Thomas Walker, a physician who became a surveyor for the Royal Land Company, saw no Indians in his 1750 expedition through south-western Virginia. Twice, however, he came across Indian tracks on the trail. When he reached Long Island along the Holston River at Kingsport, Tennessee, he described an abandoned village which may have been Cherokee:

In the Fork between the Holston's and the North River, are five Indian Houses built with logs and covered with bark, and there were an abundance of Bones, some whole Pots and Pans, some broken and many pieces of mats and Cloth.

By the time Europeans came to settle western Virginia, it had become another region which was void of Indian villages. The only natives to be sighted were hunting, trading, and raiding groups of Cherokee and Shawnee who were passing through the region.

Virginia's native Americans fishing
Another unspecified group of Virginia's native Americans is illustrated in this sixteenth century engraving, showing them fishing and probably marking them out as a coastal people

The Cherokee occupied the mountain valleys of south-west Virginia and along the banks of the Nottoway River near the North Carolina border during the Jamestown landing in 1607. They spoke the Iroquoian language, and may well have been the otherwise unknown 'Richohecrian' or 'Richohockan' people who came down from the mountains in 1656. That was shortly after the first contact between the Cherokee nation and the English around 1630, when they began trading with English settlers who were migrating westwards.

By 1700 there were only a handful of tiny Algonquian-speaking tribes remaining, and one Iroquoian group. By 1790, only four Algonquin reservations (Pamunkey, Mattaponi, Nansemond, and Gingaskin) and an Iroquoian one (Nottoway) were left.

Some of the tribes which lost reservations went on living together nearby, becoming ancestors of the modern 'citizen' tribes (Chickahominy, Upper Mattaponi, and Rappahannock); others dispersed. In the Piedmont, the Siouan tribes withdrew southwards, sometimes returning and then leaving again. Non-Indians poured freely into their territory.

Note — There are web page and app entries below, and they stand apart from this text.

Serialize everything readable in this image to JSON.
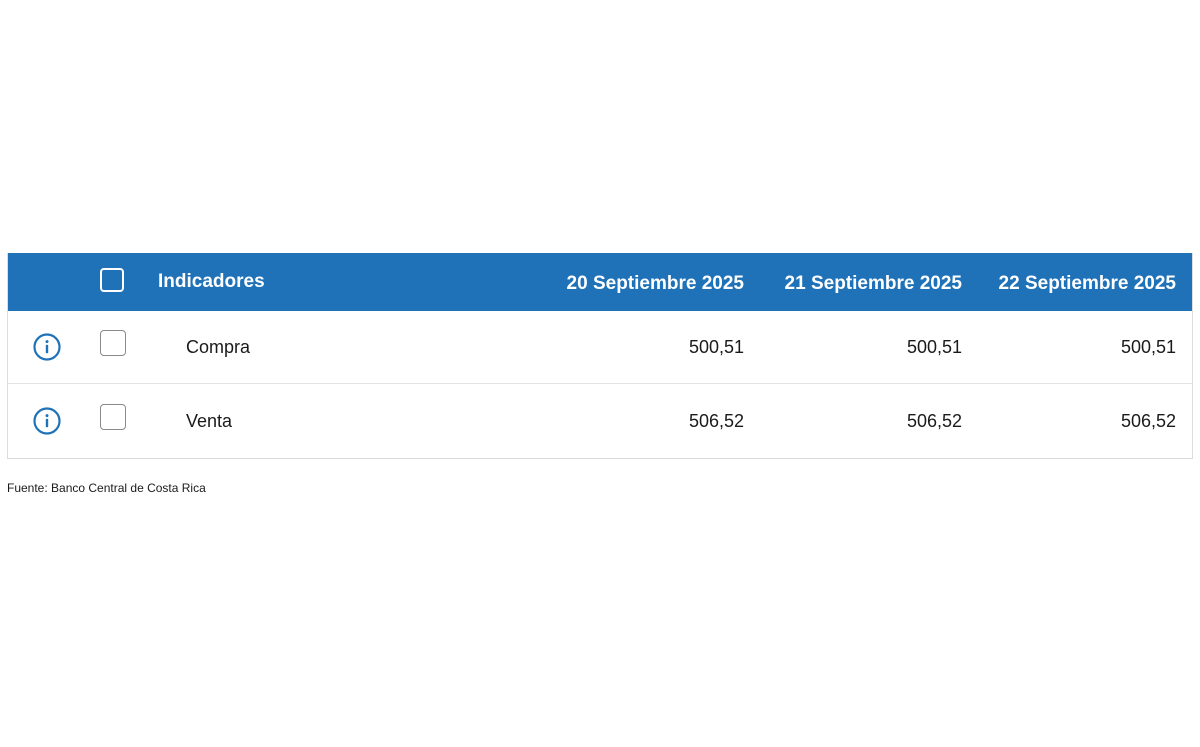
{
  "table": {
    "header": {
      "indicator_label": "Indicadores",
      "dates": [
        "20 Septiembre 2025",
        "21 Septiembre 2025",
        "22 Septiembre 2025"
      ]
    },
    "rows": [
      {
        "name": "Compra",
        "values": [
          "500,51",
          "500,51",
          "500,51"
        ]
      },
      {
        "name": "Venta",
        "values": [
          "506,52",
          "506,52",
          "506,52"
        ]
      }
    ]
  },
  "footer": {
    "source": "Fuente: Banco Central de Costa Rica"
  },
  "colors": {
    "header_bg": "#1f72b8",
    "info_icon": "#1f72b8"
  },
  "icons": {
    "row_info": "info-circle-icon"
  }
}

After the Tuscarora War (1715-1716), some Sioux went north with the Tuscarora. Others drifted back into Virginia, less as tribes than as families, and settled in the Piedmont and along the Blue Ridge. The population of these groups was too small to maintain their languages, even on the reservations. The native tongues of Virginia were practically gone by 1800, with none of them having been adequately recorded.

The traditional native cultures changed slowly and without direct interference, and by 1800 even the reservation people were very much Anglicised.

[However, this was not the case for the Cheroenhaka (Nottoway) tribe. In March 1820, John Wood, a former professor of mathematics at William and Mary College, came to the Cheroenhaka (Nottoway) tribal reservation in Southampton County and sat down with the queen of the Cheroenhaka (Nottoway), Edy Turner (whose native name was Wane Roonseraw), and recorded the vocabulary. The vocabulary is on file with the Philosophical Society of Religion in Pennsylvania. The Cheroenhaka (Nottoway) have been teaching a word a week to the tribal members for years].


Main Sources

Bayles, Richard M - Long Island Indians and The Early Settlers

Online Sources

First Nations: Issues of Consequence

Legends of America

Philosophical Society of Religion in Pennsylvania

Virginia's First People



Original text copyright © Richard Bayles and published on the website, Long Island Indians and The Early Settlers.